Ana Gloria (Martha) Rodriguez (Kumeyaay from Mat Perhaw)  is a weaver, potter, and tribal singer and dancer. She was born and raised in San Jose de la Zorra, one of the five Kumeyaay communities in Baja California, which is renowned for its traditional basket weavers. Martha has taught courses in Kumeyaay basketry, pottery, and food at Kumeyaay Community College, as well as assisting with courses in language and traditional tools. In honor of the Kumeyaay people of Kosay Village (Old Town San Diego), she opened the Kosay Kumeyaay Market in 2021 as a space to support Yuman artists of the lower Colorado River Valley and Baja Norte, to give presence to the artistry of the Yuman group, and also to share Yuman culture with the public.

Stan Rodriguez (Santa Ysabel Band of the Iipay Nation) is an educator, language teacher, maker of traditional boats, tools, and instruments, and a tribal singer. A member of the board of trustees and an instructor at Kumeyaay Community College, he is an advocate for his community’s culture and traditions serving in advising and teaching roles throughout San Diego and Native Kumeyaay communities. A US Navy veteran, he holds a doctorate in education jointly from UC San Diego and Cal State San Marcos, through which he researched and wrote about Kumeyaay language loss and revitalization. He has held an elected position of legislator for the Santa Ysabel Tribe of the Iipay Nation. He formerly worked as a Drug and Alcohol Abuse Counselor and now teaches full time about Kumeyaay language and the methods and culture he learned from his Grandmother and other Kumeyaay Elders.

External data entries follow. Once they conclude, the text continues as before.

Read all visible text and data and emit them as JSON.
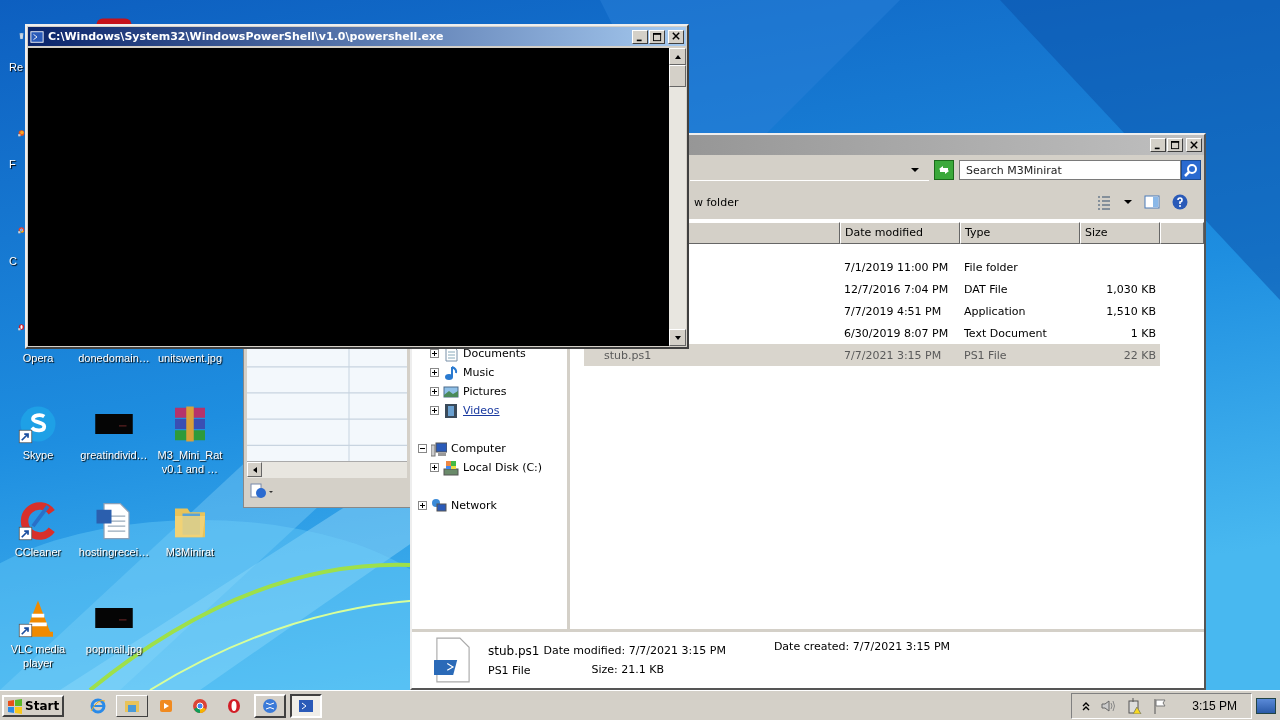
{
  "desktop": {
    "icon_columns": [
      {
        "icons": [
          {
            "kind": "recycle-bin",
            "label": "Re",
            "clipped": true,
            "icon_cut": true,
            "shortcut": false
          },
          {
            "kind": "firefox",
            "label": "F",
            "clipped": true,
            "icon_cut": true,
            "shortcut": true
          },
          {
            "kind": "chrome",
            "label": "C",
            "clipped": true,
            "icon_cut": true,
            "shortcut": true
          },
          {
            "kind": "opera",
            "label": "Opera",
            "clipped": false,
            "icon_cut": true,
            "shortcut": true
          },
          {
            "kind": "skype",
            "label": "Skype",
            "clipped": false,
            "shortcut": true
          },
          {
            "kind": "ccleaner",
            "label": "CCleaner",
            "clipped": false,
            "shortcut": true
          },
          {
            "kind": "vlc",
            "label": "VLC media player",
            "clipped": false,
            "shortcut": true
          }
        ]
      },
      {
        "icons": [
          {
            "kind": "red-app",
            "icon_cut": true
          },
          {
            "kind": "covered",
            "label": "donedomain…"
          },
          {
            "label": "greatindivid…"
          },
          {
            "kind": "word",
            "label": "hostingrecei…"
          },
          {
            "label": "popmail.jpg"
          }
        ]
      },
      {
        "icons": [
          {
            "kind": "covered",
            "label": "unitswent.jpg"
          },
          {
            "kind": "winrar",
            "label": "M3_Mini_Rat v0.1 and …"
          },
          {
            "kind": "folder",
            "label": "M3Minirat"
          }
        ]
      }
    ]
  },
  "powershell_window": {
    "title": "C:\\Windows\\System32\\WindowsPowerShell\\v1.0\\powershell.exe",
    "active": true
  },
  "explorer": {
    "search": {
      "placeholder": "Search M3Minirat"
    },
    "toolbar": {
      "new_folder": "w folder"
    },
    "columns": [
      "Date modified",
      "Type",
      "Size"
    ],
    "rows": [
      {
        "date": "7/1/2019 11:00 PM",
        "type": "File folder",
        "selected": false
      },
      {
        "date": "12/7/2016 7:04 PM",
        "type": "DAT File",
        "size": "1,030 KB",
        "selected": false
      },
      {
        "date": "7/7/2019 4:51 PM",
        "type": "Application",
        "size": "1,510 KB",
        "selected": false
      },
      {
        "date": "6/30/2019 8:07 PM",
        "type": "Text Document",
        "size": "1 KB",
        "selected": false
      },
      {
        "name": "stub.ps1",
        "date": "7/7/2021 3:15 PM",
        "type": "PS1 File",
        "size": "22 KB",
        "selected": true
      }
    ],
    "nav": [
      {
        "items": [
          {
            "kind": "documents",
            "label": "Documents",
            "hovered": false
          },
          {
            "kind": "music",
            "label": "Music",
            "hovered": false
          },
          {
            "kind": "pictures",
            "label": "Pictures",
            "hovered": false
          },
          {
            "kind": "videos",
            "label": "Videos",
            "hovered": true
          }
        ]
      },
      {
        "label": "Computer",
        "kind": "computer",
        "expanded": true,
        "children": [
          {
            "kind": "disk",
            "label": "Local Disk (C:)",
            "hovered": false
          }
        ]
      },
      {
        "label": "Network",
        "kind": "network",
        "expanded": false
      }
    ],
    "details": {
      "name": "stub.ps1",
      "type": "PS1 File",
      "date_modified": "Date modified: 7/7/2021 3:15 PM",
      "size": "Size: 21.1 KB",
      "date_created": "Date created: 7/7/2021 3:15 PM"
    }
  },
  "taskbar": {
    "start": "Start",
    "quick_launch": [
      {
        "kind": "ie",
        "hovered": false
      },
      {
        "kind": "explorer",
        "hovered": true
      },
      {
        "kind": "media",
        "hovered": false
      },
      {
        "kind": "chrome",
        "hovered": false
      },
      {
        "kind": "opera",
        "hovered": false
      }
    ],
    "tasks": [
      {
        "kind": "globe",
        "selected": false
      },
      {
        "kind": "powershell",
        "selected": true
      }
    ],
    "tray": {
      "time": "3:15 PM"
    }
  }
}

Guusje Sanders is a curator who has been working in the arts for the past 10 years. She is the Associate Curator at the Institute of Contemporary Art San Diego and has been with the museum before for over four years. Before joining ICA Sanders was located in the Bay Area and worked at Aggregate Space Gallery in Oakland, CA, and the Walter and McBean Galleries in San Francisco, CA. Sanders completed a Master of Arts in Exhibition and Museum studies at the San Francisco Art Institute. 

Manuel Shvartzberg Carrió is Assistant Professor in Urban Studies and Planning at UC San Diego, where he is also faculty in the Design Lab, co-Director of the Just Transitions Initiative, and member of the Indigenous Futures Institute. An architect and architectural historian, he researches how technologies and infrastructures mediate regimes of racial capitalism and processes of decolonization. Recent publications include, “Decolonial Platform Urbanism,” in the catalogue of the Austrian Pavilion at the 2021 Venice architecture biennial, and “Theorizing Decolonial Modernity: Toward an Architectural History of Jurisdictional Technics,” in the journal Dialectic. He is currently working on his first book project, provisionally titled, Inland Empire: Settler Colonialism, Modern Architecture, and the Rise of American Hegemony. The book focuses on Palm Springs’s settlement upon the Agua Caliente Reservation, theorizing how mid-century modern architecture became a fundamental technology for governing Empire through Indigenous land and migrant labor.